One Way to Deal with the Large, but Hidden Cost of Parking

Atrios describes one of the hidden, but very important costs of parking, especially in cities--parking:

I think self-driving cars are going to be here some time after flying cars, my jetpack, and Glenn Reynolds' sexbots, but this little thought experiment is useful for highlighting that while we talk about highways and roads and whatnot, the biggest problem with cars generally is parking. They take up space. Lots of it. That space reduces density most places, and reduces the benefits of density in places where it exists.

A hidden gem in the Boston area is the MIT Museum (kinda like Disneyland for the technophilic). Many of the exhibits focus on ongoing research including the CityCar, which uses minicars to reduce traffic-related ills:

The CityCar is a stackable electric two-passenger city vehicle. The one-way sharable user model is designed to be used in dense urban areas. Vehicle Stacks will be placed throughout the city to create an urban transportation network that takes advantage of existing infrastructure such as subway and bus lines. By placing stacks in urban spaces and key points of convergence, the vehicle allows the citizens the flexibility to combine mass transit effectively with individualized mobility. The stack receives incoming vehicles and electrically charges them. Similar to luggage carts at the airport, users simply take the first fully charged vehicle at the front of the stack. The City car is NOT a replacement for personal vehicles, taxis, buses, or trucks; it is a NEW vehicle type that promotes a socially responsible and more effective means of urban mobility.

The CityCar utilizes fully integrated in-wheel electric motors and suspension systems called, "Wheel Robots." The wheel robots eliminate the need traditional drive train configurations like engine blocks, gear boxes, and differentials because they are self-contained, digitally controlled, and reconfigurable. Additionally, the wheel robot provides all wheel power and steering capable of 360 degrees of movement, thus allowing for Omni-directional movement. The vehicle can maneuver in tight urban spaces and park by sideways translation. This technology is patented-pending and under design development at the MIT Media Lab.

If you go the museum, there's actually a CityCar driving simulator which is fun. For your perusal, a video (it's worth watching, if for no other reason than to learn that there is someone really named "Polychronis Ypodimatopolous"--which sounds like a tropical aquarium fish or something; and "Retro Poblano" is kinda neato too):

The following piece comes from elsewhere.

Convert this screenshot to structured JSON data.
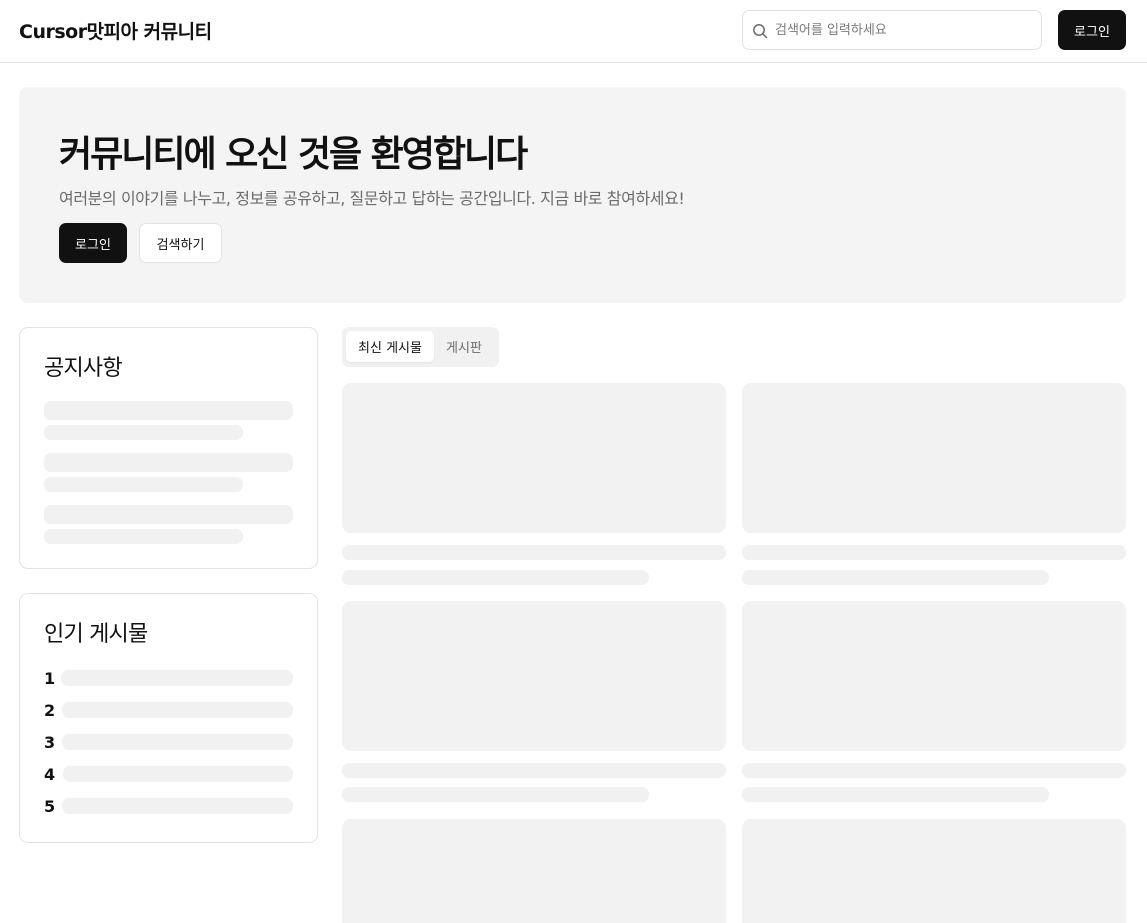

More like this has a really interesting article about the hidden and expensive costs of parking. There's lots of interesting stuff in the article, but this bit really stood out (italics mine): Americans don't object, because they aren't aware of the myriad costs of parking, which remain hidden. In…
By James Celenza Driving a private car is probably a typical citizenâs most âpollutingâ daily activity, yet in many cases, individuals have few alternatives forms of transportation. Thus urban planning and smart growth are imperative. -- American Academy of Pediatrics Ambient Air Pollution: Health…
In 2003, the city of London took a dramatic step in the battle against traffic congestion: It implemented a congestion charge of £5 for those driving private vehicles into an eight-square-mile central congestion zone on weekdays between 7am and 6:30pm. The fees were increased twice, and since 2011…
During the holiday season, Kim, Liz and I are taking a short break from blogging. We are posting some of our favorite posts from the past year. Here’s one of them, originally posted on March 16, 2015: by Liz Borkowski, MPH In 2003, the city of London took a dramatic step in the battle against…

Put some chunk-ier wheels on there and beef 'em up a bit and they're rather reminiscent of the Batmobile. I could get with that...!


There are cities with sharable bikes -- Boston (or wherever) should try to pull that off first before getting all crazy with tiny cars.

The problem with that is that places like Boston have snowy, icy winters. You can't use a bike safely in winters like that, it's much too slippery. A vehicle with four wheels and a windshield offers a much safer experience in bad weather.

By liveparadox (not verified) on 15 Oct 2008 #permalink